Stevens also painted a number of sf magazine covers, but any evaluation of these is complicated by the fact that he often gave these assignments to his son Peter. Thus, Jane Frank is sure that Stevens painted the cover of the November 1942 issue of Super Science Stories, showing an astronaut in space being seized by two winged women, but she attributes the cover of the December 1942 issue of Astonishing Stories, showing a batlike human flying over and threatening a fleeing mob, to his son. In other cases, one assumes, the actual identity of the cover artist remains uncertain. Surveying the Lawrence covers, though, one can conclude that both artists were able to produce competent renderings of human figures in the company of colourful Monsters, though the results generally do not command special attention. The father and/or son were at times more creative in their covers for Famous Fantastic Mysteries, as shown by the cover of the August 1946 issue, showing an enormous skull comprised of human bodies.
In the early 1950s, Stevens retired and moved to Connecticut, where he died in 1960. There are reliable reports that Famous Fantastic Mysteries published some portfolios of his illustrations, but these remain elusive items. One clear corroboration of the reports is a full-page advertisement in the magazine's December 1949 issue for a second such portfolio, thus confirming the existence of the first. [RB/GW]
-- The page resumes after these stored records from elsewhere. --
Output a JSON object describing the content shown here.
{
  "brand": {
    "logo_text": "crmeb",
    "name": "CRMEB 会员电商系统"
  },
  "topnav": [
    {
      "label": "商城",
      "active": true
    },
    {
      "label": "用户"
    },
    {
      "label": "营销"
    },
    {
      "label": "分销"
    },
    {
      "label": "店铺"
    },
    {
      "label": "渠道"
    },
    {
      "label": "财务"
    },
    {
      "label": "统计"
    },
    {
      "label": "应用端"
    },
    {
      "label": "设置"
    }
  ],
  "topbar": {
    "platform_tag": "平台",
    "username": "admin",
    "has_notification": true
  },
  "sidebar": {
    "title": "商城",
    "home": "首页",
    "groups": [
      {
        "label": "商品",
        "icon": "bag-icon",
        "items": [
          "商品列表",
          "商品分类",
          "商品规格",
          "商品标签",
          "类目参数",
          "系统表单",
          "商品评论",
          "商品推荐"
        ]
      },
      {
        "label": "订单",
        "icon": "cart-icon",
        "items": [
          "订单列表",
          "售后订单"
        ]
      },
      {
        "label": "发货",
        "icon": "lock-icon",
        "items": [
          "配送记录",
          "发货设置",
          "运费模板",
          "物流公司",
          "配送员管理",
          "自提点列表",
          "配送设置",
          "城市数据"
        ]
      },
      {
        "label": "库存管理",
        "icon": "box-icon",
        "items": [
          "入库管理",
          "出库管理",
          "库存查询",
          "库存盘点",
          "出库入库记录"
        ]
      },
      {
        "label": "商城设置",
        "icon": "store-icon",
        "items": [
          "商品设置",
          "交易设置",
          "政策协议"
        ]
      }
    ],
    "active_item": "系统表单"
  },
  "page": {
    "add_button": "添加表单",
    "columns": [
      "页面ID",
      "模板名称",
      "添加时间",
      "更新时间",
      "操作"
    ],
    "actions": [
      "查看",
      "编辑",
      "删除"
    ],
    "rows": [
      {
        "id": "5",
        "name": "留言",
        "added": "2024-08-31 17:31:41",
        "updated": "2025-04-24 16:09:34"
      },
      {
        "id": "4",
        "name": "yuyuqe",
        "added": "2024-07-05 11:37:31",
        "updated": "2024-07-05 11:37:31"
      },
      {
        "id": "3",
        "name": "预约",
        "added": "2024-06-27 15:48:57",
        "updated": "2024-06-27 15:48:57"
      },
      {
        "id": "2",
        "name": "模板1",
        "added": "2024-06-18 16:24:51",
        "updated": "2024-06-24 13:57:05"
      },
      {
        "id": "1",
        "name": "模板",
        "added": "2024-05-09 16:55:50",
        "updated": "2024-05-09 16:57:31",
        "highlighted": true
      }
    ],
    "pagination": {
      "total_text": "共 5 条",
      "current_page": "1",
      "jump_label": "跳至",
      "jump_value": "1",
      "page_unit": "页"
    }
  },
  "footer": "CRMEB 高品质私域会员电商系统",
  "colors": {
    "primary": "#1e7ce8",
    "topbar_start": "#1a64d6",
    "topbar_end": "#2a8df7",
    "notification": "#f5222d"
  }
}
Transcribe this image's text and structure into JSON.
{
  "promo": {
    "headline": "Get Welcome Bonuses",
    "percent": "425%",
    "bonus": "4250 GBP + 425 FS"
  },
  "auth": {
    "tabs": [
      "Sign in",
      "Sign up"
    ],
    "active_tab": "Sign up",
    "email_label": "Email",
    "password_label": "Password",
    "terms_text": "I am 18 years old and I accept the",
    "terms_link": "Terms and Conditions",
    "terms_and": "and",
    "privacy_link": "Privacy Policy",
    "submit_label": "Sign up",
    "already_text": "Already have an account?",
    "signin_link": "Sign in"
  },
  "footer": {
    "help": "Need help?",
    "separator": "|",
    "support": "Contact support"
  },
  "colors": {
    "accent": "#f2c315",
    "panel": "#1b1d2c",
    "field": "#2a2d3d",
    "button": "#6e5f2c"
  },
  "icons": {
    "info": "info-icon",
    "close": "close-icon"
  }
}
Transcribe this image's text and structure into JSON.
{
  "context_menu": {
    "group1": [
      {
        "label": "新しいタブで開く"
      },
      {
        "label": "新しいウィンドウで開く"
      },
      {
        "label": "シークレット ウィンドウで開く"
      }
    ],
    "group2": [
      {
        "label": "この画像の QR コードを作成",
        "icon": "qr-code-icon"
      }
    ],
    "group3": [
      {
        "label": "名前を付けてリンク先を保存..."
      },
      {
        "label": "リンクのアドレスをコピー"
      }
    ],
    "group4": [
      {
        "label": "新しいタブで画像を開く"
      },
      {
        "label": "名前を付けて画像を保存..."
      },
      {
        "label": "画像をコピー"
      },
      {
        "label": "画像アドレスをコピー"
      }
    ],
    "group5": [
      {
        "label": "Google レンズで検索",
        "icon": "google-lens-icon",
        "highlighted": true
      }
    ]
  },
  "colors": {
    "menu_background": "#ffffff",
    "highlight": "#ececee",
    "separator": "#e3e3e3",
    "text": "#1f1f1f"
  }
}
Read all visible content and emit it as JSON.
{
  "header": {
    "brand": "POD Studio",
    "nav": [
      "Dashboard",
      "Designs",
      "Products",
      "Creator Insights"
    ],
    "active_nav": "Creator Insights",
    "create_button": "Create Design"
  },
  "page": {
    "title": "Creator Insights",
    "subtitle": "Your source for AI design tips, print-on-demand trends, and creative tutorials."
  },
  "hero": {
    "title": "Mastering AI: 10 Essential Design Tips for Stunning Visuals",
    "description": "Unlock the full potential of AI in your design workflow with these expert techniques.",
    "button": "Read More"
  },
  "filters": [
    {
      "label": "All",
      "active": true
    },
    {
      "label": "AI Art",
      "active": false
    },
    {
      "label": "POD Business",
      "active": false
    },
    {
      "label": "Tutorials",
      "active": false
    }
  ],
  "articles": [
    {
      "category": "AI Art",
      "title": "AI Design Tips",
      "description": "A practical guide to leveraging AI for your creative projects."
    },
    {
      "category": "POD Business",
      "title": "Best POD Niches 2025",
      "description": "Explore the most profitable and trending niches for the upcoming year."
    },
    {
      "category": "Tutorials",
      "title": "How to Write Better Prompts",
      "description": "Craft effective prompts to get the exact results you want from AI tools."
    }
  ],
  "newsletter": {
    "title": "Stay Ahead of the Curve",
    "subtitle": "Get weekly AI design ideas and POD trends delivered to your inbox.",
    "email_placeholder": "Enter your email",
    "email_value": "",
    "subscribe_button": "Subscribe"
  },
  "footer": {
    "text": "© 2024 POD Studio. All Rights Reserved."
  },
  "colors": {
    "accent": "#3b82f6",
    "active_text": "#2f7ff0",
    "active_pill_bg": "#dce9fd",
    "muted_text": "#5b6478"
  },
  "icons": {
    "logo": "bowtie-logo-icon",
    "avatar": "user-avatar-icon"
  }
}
Lawrence Sterne Stevens
born Pontiac, Michigan: 4 December 1886
died 7 January 1960
Previous versions of this entry